_HOW TO COMPLETE THIS TASK_: Print every entry word for word, but omit the pictures.

_DATA IN THIS EXERCISE_:
"""
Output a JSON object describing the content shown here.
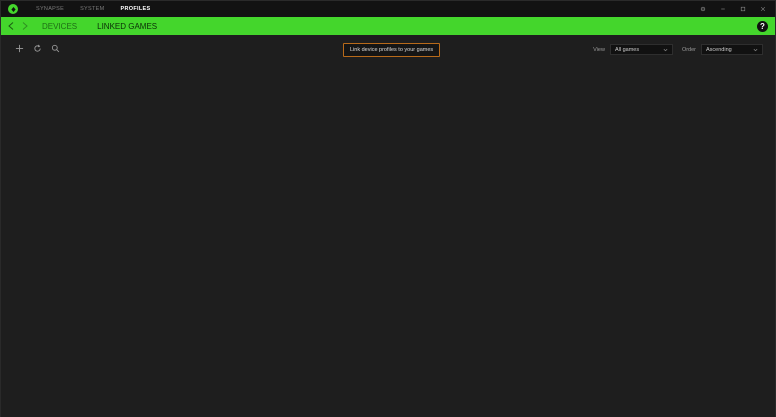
{
  "titlebar": {
    "tabs": [
      "SYNAPSE",
      "SYSTEM",
      "PROFILES"
    ],
    "active_tab": "PROFILES"
  },
  "nav": {
    "sub_tabs": [
      "DEVICES",
      "LINKED GAMES"
    ],
    "active_sub_tab": "LINKED GAMES",
    "help_label": "?"
  },
  "toolbar": {
    "icons": [
      "add-icon",
      "refresh-icon",
      "search-icon"
    ],
    "hint": "Link device profiles to your games"
  },
  "filters": {
    "view_label": "View",
    "view_value": "All games",
    "order_label": "Order",
    "order_value": "Ascending"
  },
  "colors": {
    "accent": "#44d62c",
    "background": "#1e1e1e",
    "titlebar": "#121212",
    "hint_border": "#b86a1a"
  }
}
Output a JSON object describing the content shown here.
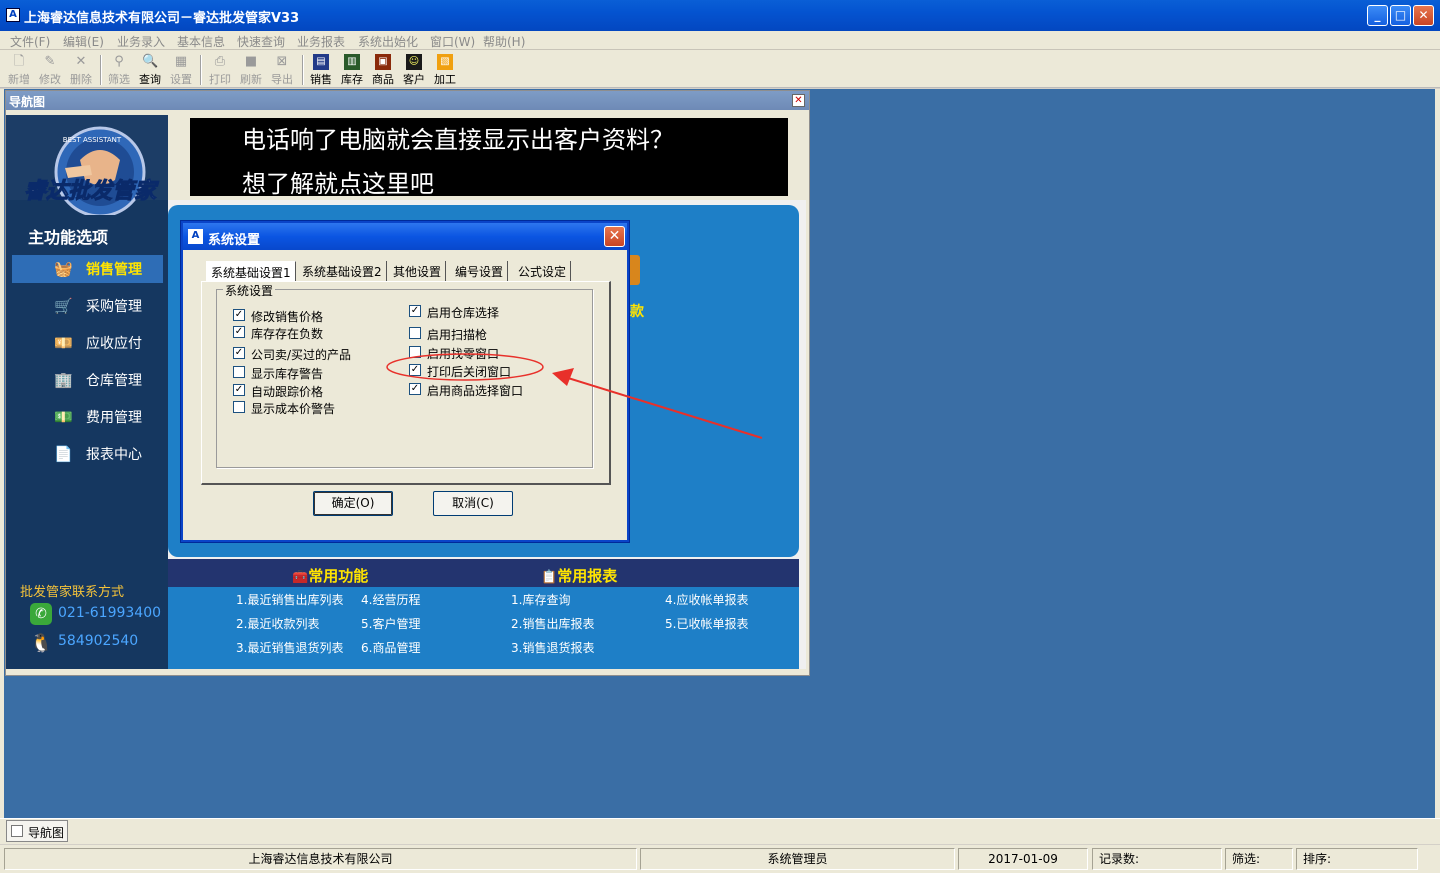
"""
_RESULT OF THE TASK_:
Output a JSON object describing the content shown here.
{
  "titlebar": {
    "tabs": [
      "SYNAPSE",
      "SYSTEM",
      "PROFILES"
    ],
    "active_tab": "PROFILES"
  },
  "nav": {
    "sub_tabs": [
      "DEVICES",
      "LINKED GAMES"
    ],
    "active_sub_tab": "LINKED GAMES",
    "help_label": "?"
  },
  "toolbar": {
    "icons": [
      "add-icon",
      "refresh-icon",
      "search-icon"
    ],
    "hint": "Link device profiles to your games"
  },
  "filters": {
    "view_label": "View",
    "view_value": "All games",
    "order_label": "Order",
    "order_value": "Ascending"
  },
  "colors": {
    "accent": "#44d62c",
    "background": "#1e1e1e",
    "titlebar": "#121212",
    "hint_border": "#b86a1a"
  }
}
Output a JSON object describing the content shown here.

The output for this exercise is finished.